By Matt Singer
[Photo: “Interview,” Sony Pictures Classics, 2007]
A good interview should be insightful and revealing. To be sure, the interview in “Interview” isn’t a good one, but it would be nice if the film had a little of those qualities. It does not. The film places us in a room with two characters and their accumulated mishegas but it doesn’t have enough intellectual curiosity about them to keep our attention.
The two characters are Pierre, played by Steve Buscemi, and Katya, played by Sienna Miller. He is a political journalist who has roiled his editor and gotten, in his estimation, a punishment assignment: a profile on an actress of schlocky horror and TV shows. He shows up to the Meatpacking District restaurant where they’re meeting in a surly mood, not caring even to feign interest in her or her work. She reacts, appropriately, with disgust, and so the interview ends before it has begun. The screenplay by Buscemi (who is also the film’s director) and David Schecter, from an original film directed by the late Theo van Gogh and writer Theodor Holman, is particularly effective in this scene, pointing out the sheer size of the divide between our protagonists: Pierre is scolded for daring to use his cell phone while waiting for Katya; Katya uses hers and the maître d’ gives her a better table.
So far, so good but only so far. A more interesting and honest movie may have followed Buscemi’s character as he tries to write something based on the non-interview. I was reminded of a recent episode of “This American Life” that told the story of a young journalist thrust into an assignment for which she was unprepared, and the international uproar her article which she invented after her interview went awry sparked. But here a contrivance pushes Pierre and Katya back together, and then one after another keeps them that way. The two adjourn to her beautiful loft where they continue their arguments, get drunk, get high, reveal dark secrets about themselves and, most unbelievably, nearly have sex. Good or bad, it is in an interview, and it should feel at least a little spontaneous. Unfortunately, once the action shifts to Katya’s turf, “Interview” feels predetermined by its writers rather than by the actions or feelings of the characters.
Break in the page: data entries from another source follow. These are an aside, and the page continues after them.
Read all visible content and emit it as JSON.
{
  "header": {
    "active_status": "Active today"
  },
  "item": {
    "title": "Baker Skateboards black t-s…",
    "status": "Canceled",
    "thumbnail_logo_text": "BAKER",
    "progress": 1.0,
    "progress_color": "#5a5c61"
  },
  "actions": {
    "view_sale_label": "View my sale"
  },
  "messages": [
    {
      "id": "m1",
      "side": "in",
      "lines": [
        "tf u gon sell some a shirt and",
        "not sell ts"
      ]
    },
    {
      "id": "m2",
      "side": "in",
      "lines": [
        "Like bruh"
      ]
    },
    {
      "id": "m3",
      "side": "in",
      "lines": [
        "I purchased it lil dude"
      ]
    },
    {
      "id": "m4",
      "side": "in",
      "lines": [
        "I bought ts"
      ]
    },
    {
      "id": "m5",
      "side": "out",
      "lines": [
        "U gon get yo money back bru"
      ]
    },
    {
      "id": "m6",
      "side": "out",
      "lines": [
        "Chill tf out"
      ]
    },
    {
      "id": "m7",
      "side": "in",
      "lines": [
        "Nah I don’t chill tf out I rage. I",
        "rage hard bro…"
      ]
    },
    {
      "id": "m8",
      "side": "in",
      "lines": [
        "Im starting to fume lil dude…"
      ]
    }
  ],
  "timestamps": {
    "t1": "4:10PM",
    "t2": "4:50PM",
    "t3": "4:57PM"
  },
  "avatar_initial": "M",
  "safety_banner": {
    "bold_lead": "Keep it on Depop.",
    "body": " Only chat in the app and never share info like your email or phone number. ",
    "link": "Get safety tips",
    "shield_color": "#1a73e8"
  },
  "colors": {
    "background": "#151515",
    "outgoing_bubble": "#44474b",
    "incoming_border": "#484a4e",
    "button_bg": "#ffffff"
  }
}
The film has several points to make, about the media’s self-fulfilling poor opinion of young starlets and the inherent untrustworthiness of anything you might read in a newspaper or magazine. To the degree that they come across loud and clear, it is successful. But the two people used by Buscemi and Schecter to make those points aren’t particularly watchable, and neither is the no-frills way in which Buscemi stages the action. We’re left, then, to focus on what Pierre and Katya say and do, and that too feels forced by an unseen hand. Through the final act the two compete in a weird form of tragedy oneupsmanship (“My father’s dead!” “Oh yeah? Well, I am diseased!”), while the writing gets even more ungainly. “I want to know what’s haunting you!” Buscemi pleads, “Because I’m haunted too.” With that sort of material, no wonder Pierre got stuck with this gig.
With just two actors onscreen for most of the runtime, there is plenty of time to ponder their impact, particularly Miller, who continues to get cast in big parts and continues to fail to deliver in them. She’s a master of accents, but not of acting. As her slinky turns in “Layer Cake” and “Alfie” attest; the camera loves her. But her performances are all waterworks and screaming without the underlying emotional core, flashy but empty. We see her going through these personal upheavals but we don’t believe they’re actually happening to her.
Ultimately, “Interview” comes down to this: it is a movie about two people in a room. The people aren’t terribly interesting, but, boy, what a room. Under other circumstances, I could see a great movie taking place there.
“Interview” opens in limited release on July 13th (official site).